# [Instructions to follow]
Your answer needs to include each line of the records in which the string "Start" can be found.

# [Extracted information]
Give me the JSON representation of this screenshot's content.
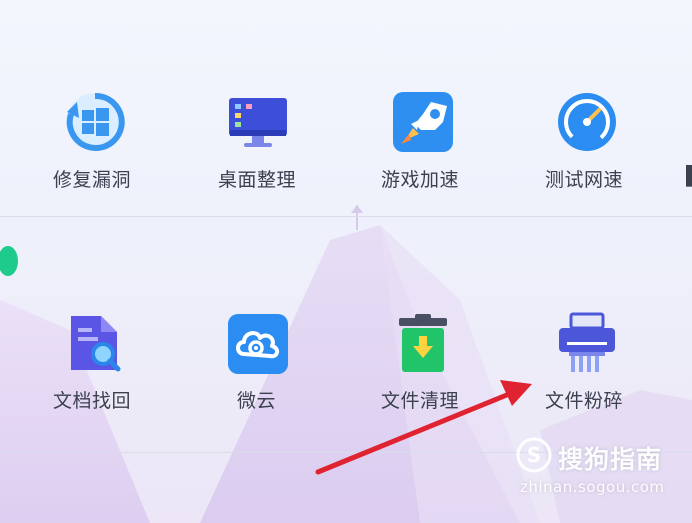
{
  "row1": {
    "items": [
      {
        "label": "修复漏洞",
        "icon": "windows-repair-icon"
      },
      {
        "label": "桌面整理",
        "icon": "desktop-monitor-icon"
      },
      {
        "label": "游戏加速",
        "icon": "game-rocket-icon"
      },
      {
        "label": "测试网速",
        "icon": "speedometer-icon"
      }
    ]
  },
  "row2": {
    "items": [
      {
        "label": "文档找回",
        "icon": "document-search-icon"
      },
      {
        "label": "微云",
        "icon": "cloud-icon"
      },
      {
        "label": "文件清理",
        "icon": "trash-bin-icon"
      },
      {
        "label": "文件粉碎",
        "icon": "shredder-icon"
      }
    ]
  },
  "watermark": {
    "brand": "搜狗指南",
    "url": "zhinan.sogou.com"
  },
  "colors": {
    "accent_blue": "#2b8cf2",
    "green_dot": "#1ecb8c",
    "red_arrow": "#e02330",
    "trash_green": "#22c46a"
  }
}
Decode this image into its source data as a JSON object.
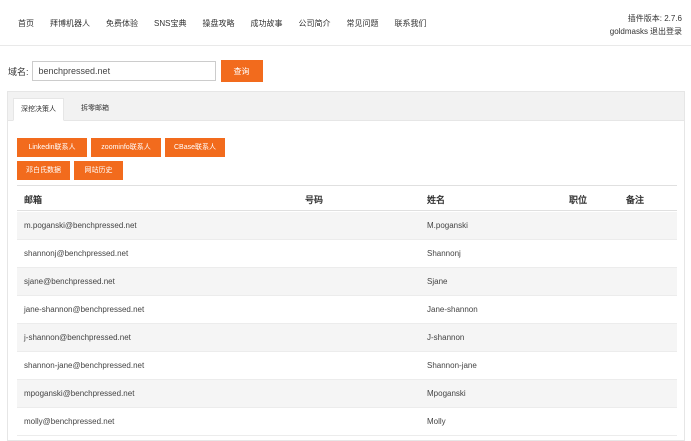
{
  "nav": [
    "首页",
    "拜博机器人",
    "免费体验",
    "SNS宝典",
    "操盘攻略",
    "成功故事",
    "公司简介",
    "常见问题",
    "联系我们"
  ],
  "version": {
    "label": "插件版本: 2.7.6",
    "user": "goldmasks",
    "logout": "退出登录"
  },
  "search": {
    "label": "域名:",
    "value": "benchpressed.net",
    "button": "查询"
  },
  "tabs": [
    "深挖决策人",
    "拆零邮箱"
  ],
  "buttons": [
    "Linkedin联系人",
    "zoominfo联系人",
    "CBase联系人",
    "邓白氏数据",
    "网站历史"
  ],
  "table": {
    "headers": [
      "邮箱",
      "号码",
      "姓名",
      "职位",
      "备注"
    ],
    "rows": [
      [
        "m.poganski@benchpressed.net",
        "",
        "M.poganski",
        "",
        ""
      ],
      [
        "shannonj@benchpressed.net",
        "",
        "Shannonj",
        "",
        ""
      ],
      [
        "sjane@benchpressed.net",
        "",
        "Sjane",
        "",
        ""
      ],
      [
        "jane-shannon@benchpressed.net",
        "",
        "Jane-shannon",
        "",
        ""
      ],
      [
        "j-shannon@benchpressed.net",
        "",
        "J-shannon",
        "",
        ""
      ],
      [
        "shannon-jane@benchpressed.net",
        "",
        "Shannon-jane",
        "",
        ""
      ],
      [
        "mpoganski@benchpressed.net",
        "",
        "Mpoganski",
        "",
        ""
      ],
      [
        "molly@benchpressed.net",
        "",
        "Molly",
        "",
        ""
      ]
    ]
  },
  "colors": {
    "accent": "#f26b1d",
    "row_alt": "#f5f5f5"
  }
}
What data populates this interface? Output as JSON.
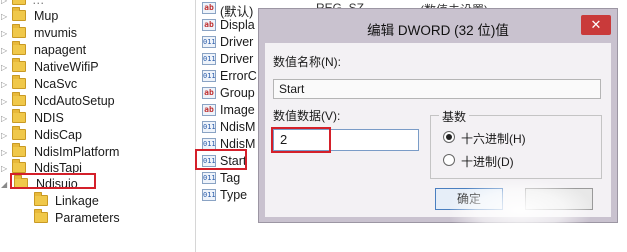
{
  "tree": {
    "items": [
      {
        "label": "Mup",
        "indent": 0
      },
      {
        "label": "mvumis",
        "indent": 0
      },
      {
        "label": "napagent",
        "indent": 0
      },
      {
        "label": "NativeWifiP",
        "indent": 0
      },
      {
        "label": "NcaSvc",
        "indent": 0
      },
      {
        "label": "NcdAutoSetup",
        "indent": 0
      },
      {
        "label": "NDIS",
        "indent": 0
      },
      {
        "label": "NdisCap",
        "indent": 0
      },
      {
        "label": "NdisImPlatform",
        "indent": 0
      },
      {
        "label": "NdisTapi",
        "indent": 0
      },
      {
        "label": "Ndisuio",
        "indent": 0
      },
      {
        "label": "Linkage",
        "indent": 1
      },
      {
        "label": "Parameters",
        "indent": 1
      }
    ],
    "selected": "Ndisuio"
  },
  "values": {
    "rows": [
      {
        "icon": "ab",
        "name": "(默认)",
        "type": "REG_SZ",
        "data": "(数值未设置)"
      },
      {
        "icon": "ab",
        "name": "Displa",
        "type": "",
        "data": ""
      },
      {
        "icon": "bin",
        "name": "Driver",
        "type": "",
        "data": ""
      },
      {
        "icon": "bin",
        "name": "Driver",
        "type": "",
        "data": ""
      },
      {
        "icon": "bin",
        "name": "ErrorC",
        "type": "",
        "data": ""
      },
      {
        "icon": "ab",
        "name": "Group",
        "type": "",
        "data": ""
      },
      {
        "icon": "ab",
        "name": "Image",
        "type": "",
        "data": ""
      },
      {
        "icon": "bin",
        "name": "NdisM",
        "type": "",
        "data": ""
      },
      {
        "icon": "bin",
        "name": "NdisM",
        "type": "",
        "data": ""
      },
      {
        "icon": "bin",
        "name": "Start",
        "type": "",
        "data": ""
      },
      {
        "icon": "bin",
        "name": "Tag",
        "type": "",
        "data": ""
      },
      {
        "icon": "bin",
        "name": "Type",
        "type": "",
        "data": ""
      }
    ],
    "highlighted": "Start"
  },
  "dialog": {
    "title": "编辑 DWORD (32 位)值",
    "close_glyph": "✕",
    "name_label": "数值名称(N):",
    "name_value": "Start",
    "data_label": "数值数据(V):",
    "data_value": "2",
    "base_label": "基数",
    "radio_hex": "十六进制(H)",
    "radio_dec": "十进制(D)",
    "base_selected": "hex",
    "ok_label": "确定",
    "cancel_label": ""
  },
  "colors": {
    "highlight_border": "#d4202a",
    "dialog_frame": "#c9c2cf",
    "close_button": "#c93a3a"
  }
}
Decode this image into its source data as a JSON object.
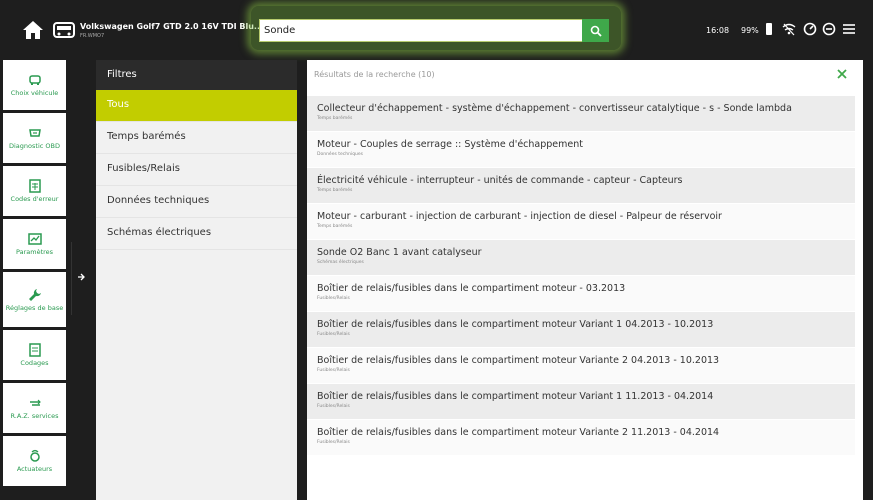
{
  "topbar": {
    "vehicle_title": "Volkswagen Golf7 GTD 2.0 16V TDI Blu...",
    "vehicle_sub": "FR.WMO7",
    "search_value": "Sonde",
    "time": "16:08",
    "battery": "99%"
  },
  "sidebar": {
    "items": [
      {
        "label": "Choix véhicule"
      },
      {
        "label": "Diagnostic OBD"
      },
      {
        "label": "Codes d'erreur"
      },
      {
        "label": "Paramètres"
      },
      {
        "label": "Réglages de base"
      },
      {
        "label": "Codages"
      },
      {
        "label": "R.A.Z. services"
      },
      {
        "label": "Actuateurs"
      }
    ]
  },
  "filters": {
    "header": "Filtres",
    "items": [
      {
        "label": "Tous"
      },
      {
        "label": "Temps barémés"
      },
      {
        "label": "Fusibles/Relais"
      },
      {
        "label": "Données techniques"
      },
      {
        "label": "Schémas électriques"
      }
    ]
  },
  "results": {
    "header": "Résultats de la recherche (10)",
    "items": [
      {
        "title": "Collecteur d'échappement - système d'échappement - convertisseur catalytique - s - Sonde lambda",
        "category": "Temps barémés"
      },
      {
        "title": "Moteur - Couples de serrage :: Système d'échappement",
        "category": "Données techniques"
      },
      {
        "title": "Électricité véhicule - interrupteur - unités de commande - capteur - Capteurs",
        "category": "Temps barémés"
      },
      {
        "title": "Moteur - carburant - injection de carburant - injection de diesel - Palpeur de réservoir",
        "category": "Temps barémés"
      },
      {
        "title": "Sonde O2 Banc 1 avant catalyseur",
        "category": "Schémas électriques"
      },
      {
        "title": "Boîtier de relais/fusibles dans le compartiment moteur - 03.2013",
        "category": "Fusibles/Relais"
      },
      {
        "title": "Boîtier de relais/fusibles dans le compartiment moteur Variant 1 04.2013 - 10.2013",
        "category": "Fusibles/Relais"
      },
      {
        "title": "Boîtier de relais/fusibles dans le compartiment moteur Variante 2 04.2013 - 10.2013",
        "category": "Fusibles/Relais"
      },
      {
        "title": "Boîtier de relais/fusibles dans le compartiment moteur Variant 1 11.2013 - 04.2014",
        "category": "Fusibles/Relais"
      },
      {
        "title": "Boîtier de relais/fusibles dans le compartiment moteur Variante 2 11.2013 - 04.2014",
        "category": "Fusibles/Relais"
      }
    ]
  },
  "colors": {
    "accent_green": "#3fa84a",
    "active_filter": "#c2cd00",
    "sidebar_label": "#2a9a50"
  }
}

# [Response area]
        "name": "Start",
    "highlighted": "Start"
    "name_value": "Start",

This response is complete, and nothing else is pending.